SOCIAL PSYCHOLOGY OF HEALTH
Learning outcomes of the course unit
At the end of the course, the student should have knowledge and skills related to the analysis of the social dimension which is implicated in both health and care processes. The student should also be able to:
1) understand and address the questions and challenges posed by the promotion of individual and collective health and well-being;
2) use and apply to the professional reality the knowledge derived from the social psychology of health;
3) develop autonomy of judgment and the critical sense of the aspects faced during the course;
4) expose and discuss critically the main theoretical models used in the study of social health processes
5) ability to critically analyze research findings in the field of health psychology
Basics of social psychology and the psychology of groups.
English: ability to read and understand scientific articles
Course contents summary
The course will illustrate theoretical orientations, research paradigms and intervention strategies derived from both social and health psychology.

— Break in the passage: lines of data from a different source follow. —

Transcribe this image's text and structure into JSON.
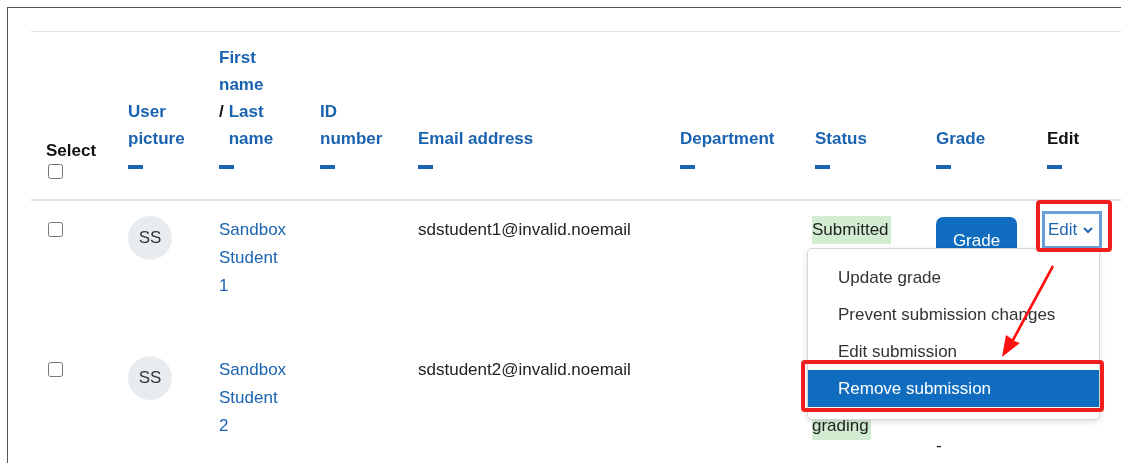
{
  "table": {
    "select_all": {
      "label": "Select",
      "checked": false
    },
    "columns": [
      {
        "kind": "link",
        "label": "User picture"
      },
      {
        "kind": "name",
        "first": "First name",
        "separator": "/",
        "last": "Last name"
      },
      {
        "kind": "link",
        "label": "ID number"
      },
      {
        "kind": "link",
        "label": "Email address"
      },
      {
        "kind": "link",
        "label": "Department"
      },
      {
        "kind": "link",
        "label": "Status"
      },
      {
        "kind": "link",
        "label": "Grade"
      },
      {
        "kind": "plain",
        "label": "Edit"
      }
    ],
    "rows": [
      {
        "checked": false,
        "initials": "SS",
        "name": "Sandbox Student 1",
        "email": "sdstudent1@invalid.noemail",
        "status": "Submitted",
        "grade": {
          "kind": "button",
          "label": "Grade"
        },
        "edit": "Edit"
      },
      {
        "checked": false,
        "initials": "SS",
        "name": "Sandbox Student 2",
        "email": "sdstudent2@invalid.noemail",
        "status": "grading",
        "grade": {
          "kind": "text",
          "label": "-"
        }
      }
    ]
  },
  "menu": {
    "items": [
      {
        "label": "Update grade",
        "selected": false
      },
      {
        "label": "Prevent submission changes",
        "selected": false
      },
      {
        "label": "Edit submission",
        "selected": false
      },
      {
        "label": "Remove submission",
        "selected": true
      }
    ]
  }
}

Through the critical study of the research and theoretical paradigms on the social dimension of the processes which are related to individual and collective health, students will deal with, in addition to methodological and epistemological aspects, also issues related to stigma, stress and coping strategies, risk and the perception of risk and their connection with health behaviors, as well as issues about Interprofessional relations that characterize the modern approaches to health.
Essential books are:
Ricci Bitti, P.E., & Gremigni, P. (2013, a cura di). Psicologia della salute. Morelli teorici e contesti applicativi. Roma: Carocci
Braibanti, P., Strappa, V. & Zunino, A. (2009). Psicologia sociale e promozione della salute. Volume I: Fondamenti psicologici e riflessioni critiche. Milano: FrancoAngeli
Further chapters and national and international research articles which will be defined during the lessons
The course includes lectures, seminars held by experts, and individual detailed study by students, group work, reports and class discussions.
Assessment methods and criteria
Final examination will be both written and oral. The written examination is aimed at assessing the student’s theoretical knowledge, while the oral examination is aimed at the assessment of the autonomy of judgment, the critical sense and the ability to tackle the problems presented during the course.
Written examination is composed by multiple choice questions with four choices with one correct answer each. The written exam is passed if the student correctly answers 60% of the questions. This is understood as the presence of a minimum preparation by the student and, therefore, does not produce a numerical evaluation.
The evaluation of the oral exam follows these criteria:
1) Content skills, i.e. how much the candidate addresses the topic in detail: from 0 to 8 points
2) Expository skills, i.e. how precise is the language used by the candidate to expose the concepts: from 0 to 8 points
3) Argumentative skills, i.e. how consistent and logical is the concatenation of the concepts exposed: from 0 to 8 points
4) Dialogic skills, i.e. how much the candidate is able to discuss with the teacher about the contents of the exam: from 0 to 7 points.
The final mark will be given by the sum of the points obtained for each of the previously indicated criteria.